An oddness overwhelming a filled void. It’s the occurring sensation in the major part of Filip Anthonissen’s (°1991, Belgium) works. Fragmented scenes of an altered reality force a new sensation of not quite knowing how to perceive. At first glance experienced as a disorientation, these digital visuals and their void can be a shock. The altered reality of these artificial spaces gives a consciousness which breaks with familiarity. An oddness permeating these visual images shocks the known.
The oddness of these digital spaces reflects the perfection that has been sought but got destroyed in the process of shaping it. This deconstruction is the play where the empty images come to be. The known object, the known place – in reality – that has been designed with a specific purpose gets deconstructed. The specific purpose, as well as the necessary context, gets dismantled by placing it in an empty space, lacking the context that is necessary to be. As everything gets reduced to nothingness, only the empty image flickering on the digital screen remains. This space and its object that are left behind are depicted with a peculiar atmosphere of absence, isolation, solitude and other uncanny feelings. There is something missing. This absence, as a result of the deconstruction, is signaled by the lack of context, the setting itself, the presence of an uncanny hand or a subtle glitch in the image. It is a filled void, where something is odd.

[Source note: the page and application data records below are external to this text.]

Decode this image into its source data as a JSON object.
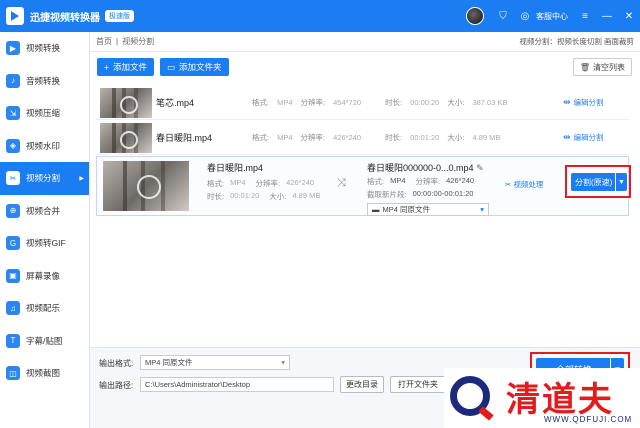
{
  "app": {
    "title": "迅捷视频转换器",
    "badge": "极速版",
    "service": "客服中心"
  },
  "sidebar": {
    "items": [
      {
        "label": "视频转换"
      },
      {
        "label": "音频转换"
      },
      {
        "label": "视频压缩"
      },
      {
        "label": "视频水印"
      },
      {
        "label": "视频分割"
      },
      {
        "label": "视频合并"
      },
      {
        "label": "视频转GIF"
      },
      {
        "label": "屏幕录像"
      },
      {
        "label": "视频配乐"
      },
      {
        "label": "字幕/贴图"
      },
      {
        "label": "视频截图"
      }
    ],
    "active_index": 4
  },
  "breadcrumb": {
    "home": "首页",
    "sep": "|",
    "current": "视频分割",
    "right": "视频分割：视频长度切割 画面裁剪"
  },
  "toolbar": {
    "add_file": "添加文件",
    "add_folder": "添加文件夹",
    "clear": "清空列表"
  },
  "labels": {
    "format": "格式:",
    "resolution": "分辨率:",
    "duration": "时长:",
    "size": "大小:",
    "edit_split": "编辑分割",
    "video_process": "视频处理",
    "clip_segment": "截取新片段:"
  },
  "files": [
    {
      "name": "笔芯.mp4",
      "format": "MP4",
      "resolution": "454*720",
      "duration": "00:00:20",
      "size": "387.03 KB"
    },
    {
      "name": "春日暖阳.mp4",
      "format": "MP4",
      "resolution": "426*240",
      "duration": "00:01:20",
      "size": "4.89 MB"
    }
  ],
  "expanded": {
    "name": "春日暖阳.mp4",
    "format": "MP4",
    "resolution": "426*240",
    "duration": "00:01:20",
    "size": "4.89 MB",
    "output_name": "春日暖阳000000-0...0.mp4",
    "out_format": "MP4",
    "out_resolution": "426*240",
    "clip_range": "00:00:00-00:01:20",
    "out_select": "MP4   同原文件",
    "split_button": "分割(原速)"
  },
  "bottom": {
    "format_label": "输出格式:",
    "format_value": "MP4   同原文件",
    "path_label": "输出路径:",
    "path_value": "C:\\Users\\Administrator\\Desktop",
    "change_dir": "更改目录",
    "open_folder": "打开文件夹",
    "convert_all": "全部转换"
  },
  "watermark": {
    "text": "清道夫",
    "url": "WWW.QDFUJI.COM"
  },
  "colors": {
    "primary": "#1a7ef2",
    "highlight_border": "#e21c1c",
    "watermark_red": "#e21c1c",
    "watermark_navy": "#1b2a7a"
  }
}
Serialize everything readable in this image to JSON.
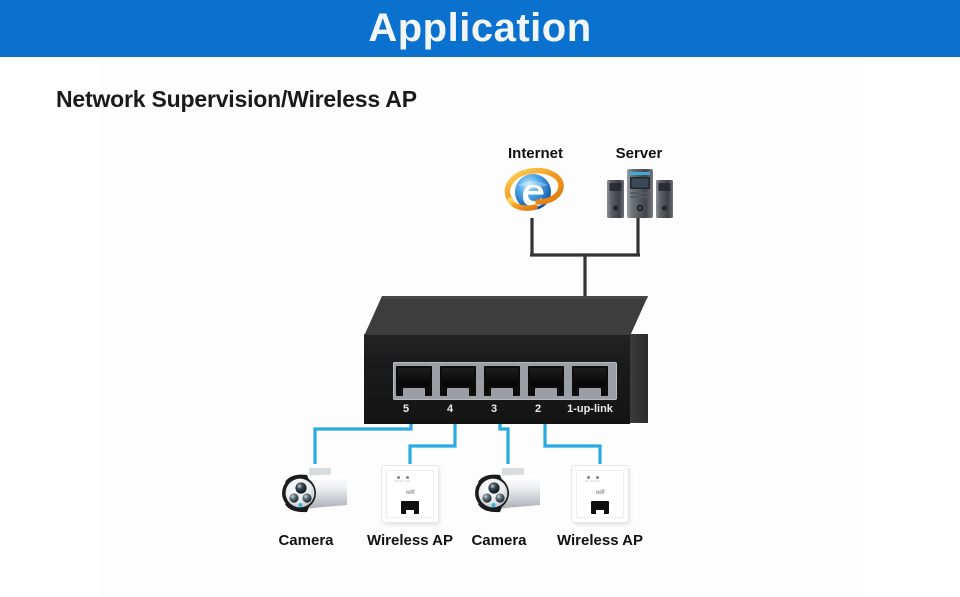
{
  "header": {
    "title": "Application",
    "band_color": "#0a72ce",
    "title_color": "#f2f6fa"
  },
  "section": {
    "title": "Network Supervision/Wireless AP"
  },
  "colors": {
    "link_blue": "#29abe2",
    "link_black": "#333333",
    "switch_body": "#1b1b1b",
    "switch_top": "#3d3d3d",
    "port_tray": "#9b9fa3"
  },
  "diagram": {
    "type": "network-topology",
    "uplink_nodes": [
      {
        "id": "internet",
        "label": "Internet",
        "icon": "internet-explorer-icon"
      },
      {
        "id": "server",
        "label": "Server",
        "icon": "server-tower-icon"
      }
    ],
    "device": {
      "name": "ethernet-switch",
      "ports": [
        {
          "label": "5",
          "connects_to": "camera-1"
        },
        {
          "label": "4",
          "connects_to": "wireless-ap-1"
        },
        {
          "label": "3",
          "connects_to": "camera-2"
        },
        {
          "label": "2",
          "connects_to": "wireless-ap-2"
        },
        {
          "label": "1-up-link",
          "connects_to": "internet-and-server"
        }
      ]
    },
    "edge_nodes": [
      {
        "id": "camera-1",
        "label": "Camera",
        "icon": "bullet-ip-camera-icon"
      },
      {
        "id": "wireless-ap-1",
        "label": "Wireless AP",
        "icon": "wall-wireless-ap-icon",
        "plate_text": "wifi"
      },
      {
        "id": "camera-2",
        "label": "Camera",
        "icon": "bullet-ip-camera-icon"
      },
      {
        "id": "wireless-ap-2",
        "label": "Wireless AP",
        "icon": "wall-wireless-ap-icon",
        "plate_text": "wifi"
      }
    ]
  }
}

As there is an increasing presence of the human figure in Filip’s work, this strange absence that signals the presence of absence becomes more unknown.

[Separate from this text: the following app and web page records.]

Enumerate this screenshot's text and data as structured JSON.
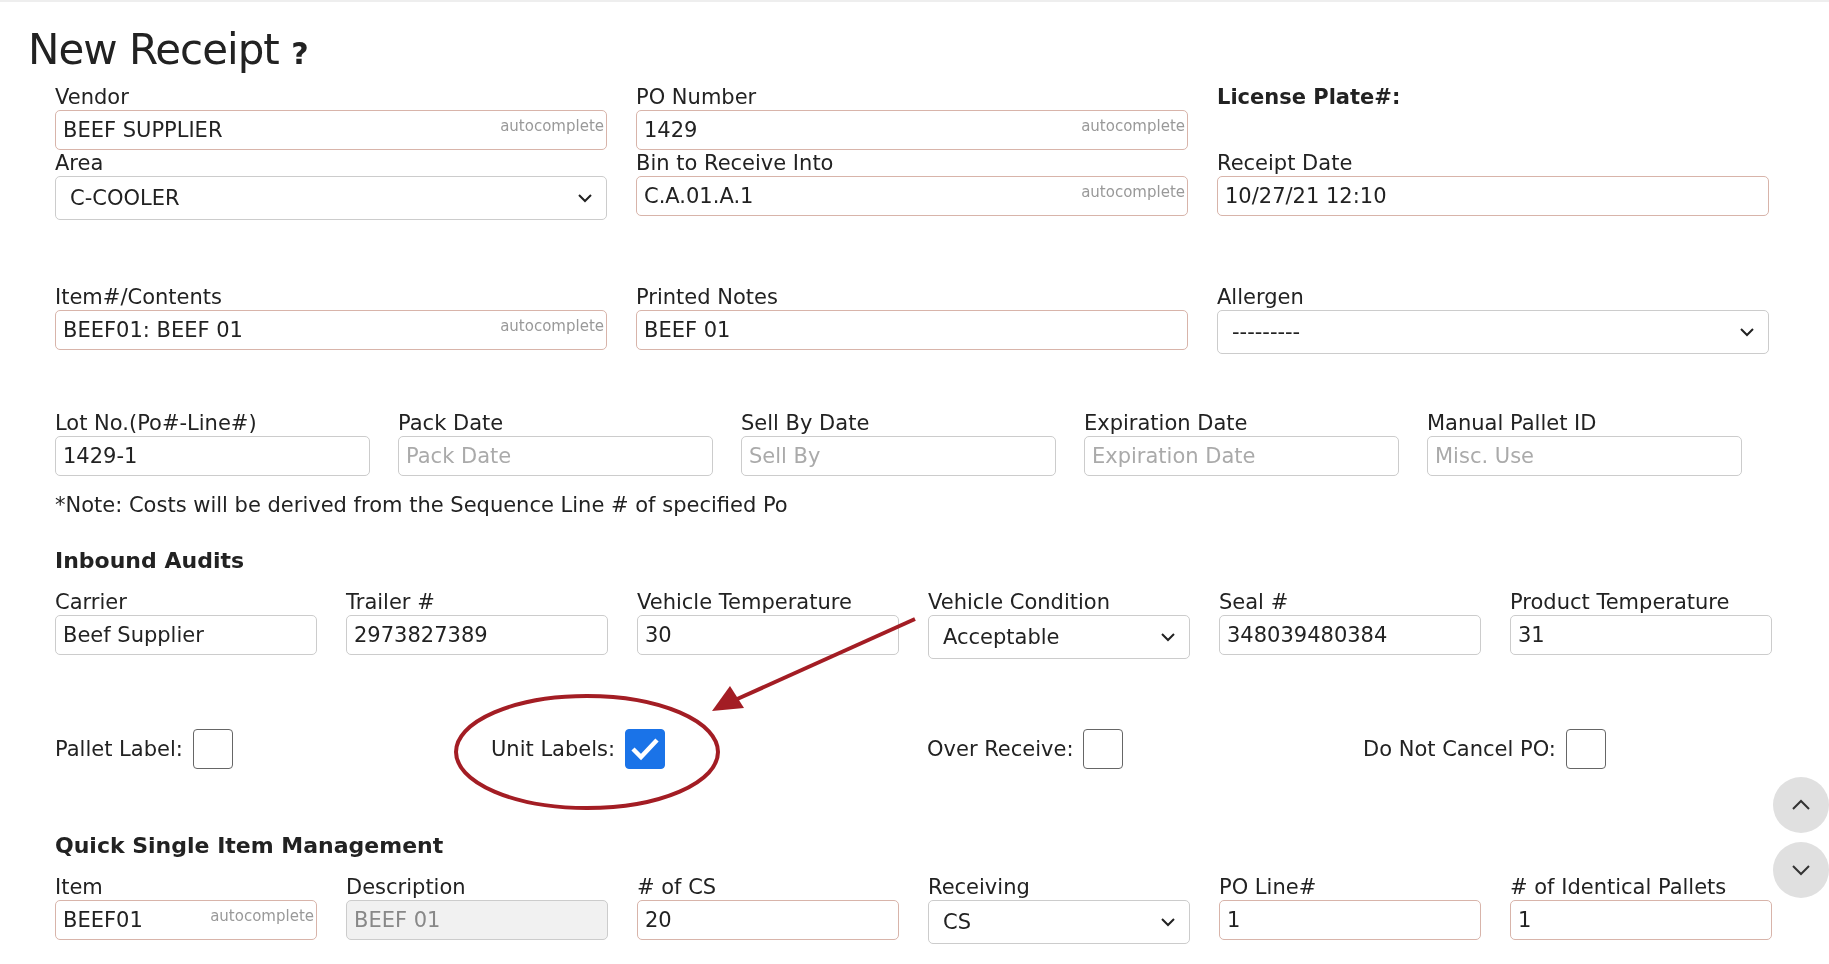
{
  "title": "New Receipt",
  "help_icon": "?",
  "main_fields": [
    {
      "kind": "text",
      "label": "Vendor",
      "value": "BEEF SUPPLIER",
      "hint": "autocomplete",
      "required": true
    },
    {
      "kind": "text",
      "label": "PO Number",
      "value": "1429",
      "hint": "autocomplete",
      "required": true
    },
    {
      "kind": "heading",
      "label": "License Plate#:"
    },
    {
      "kind": "select",
      "label": "Area",
      "value": "C-COOLER",
      "required": false
    },
    {
      "kind": "text",
      "label": "Bin to Receive Into",
      "value": "C.A.01.A.1",
      "hint": "autocomplete",
      "required": true
    },
    {
      "kind": "text",
      "label": "Receipt Date",
      "value": "10/27/21 12:10",
      "required": true
    },
    {
      "kind": "text",
      "label": "Item#/Contents",
      "value": "BEEF01: BEEF 01",
      "hint": "autocomplete",
      "required": true
    },
    {
      "kind": "text",
      "label": "Printed Notes",
      "value": "BEEF 01",
      "required": true
    },
    {
      "kind": "select",
      "label": "Allergen",
      "value": "---------",
      "required": false
    }
  ],
  "date_fields": [
    {
      "kind": "text",
      "label": "Lot No.(Po#-Line#)",
      "value": "1429-1",
      "required": false
    },
    {
      "kind": "text",
      "label": "Pack Date",
      "placeholder": "Pack Date",
      "required": false
    },
    {
      "kind": "text",
      "label": "Sell By Date",
      "placeholder": "Sell By",
      "required": false
    },
    {
      "kind": "text",
      "label": "Expiration Date",
      "placeholder": "Expiration Date",
      "required": false
    },
    {
      "kind": "text",
      "label": "Manual Pallet ID",
      "placeholder": "Misc. Use",
      "required": false
    }
  ],
  "note": "*Note: Costs will be derived from the Sequence Line # of specified Po",
  "inbound_audits": {
    "heading": "Inbound Audits",
    "fields": [
      {
        "kind": "text",
        "label": "Carrier",
        "value": "Beef Supplier",
        "required": false
      },
      {
        "kind": "text",
        "label": "Trailer #",
        "value": "2973827389",
        "required": false
      },
      {
        "kind": "text",
        "label": "Vehicle Temperature",
        "value": "30",
        "required": false
      },
      {
        "kind": "select",
        "label": "Vehicle Condition",
        "value": "Acceptable",
        "required": false
      },
      {
        "kind": "text",
        "label": "Seal #",
        "value": "348039480384",
        "required": false
      },
      {
        "kind": "text",
        "label": "Product Temperature",
        "value": "31",
        "required": false
      }
    ]
  },
  "options": [
    {
      "label": "Pallet Label:",
      "checked": false
    },
    {
      "label": "Unit Labels:",
      "checked": true
    },
    {
      "label": "Over Receive:",
      "checked": false
    },
    {
      "label": "Do Not Cancel PO:",
      "checked": false
    }
  ],
  "quick_item": {
    "heading": "Quick Single Item Management",
    "fields": [
      {
        "kind": "text",
        "label": "Item",
        "value": "BEEF01",
        "hint": "autocomplete",
        "required": true
      },
      {
        "kind": "text",
        "label": "Description",
        "value": "BEEF 01",
        "required": false,
        "disabled": true
      },
      {
        "kind": "text",
        "label": "# of CS",
        "value": "20",
        "required": true
      },
      {
        "kind": "select",
        "label": "Receiving",
        "value": "CS",
        "required": false
      },
      {
        "kind": "text",
        "label": "PO Line#",
        "value": "1",
        "required": true
      },
      {
        "kind": "text",
        "label": "# of Identical Pallets",
        "value": "1",
        "required": true
      }
    ]
  }
}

The confrontation with these digital spaces transiting between the known and the altered as in a nothingness, is the digital shock of oddness. Not knowing what to think, one can rethink in the empty space and the lack of its context.
Written by Jonathan Meersman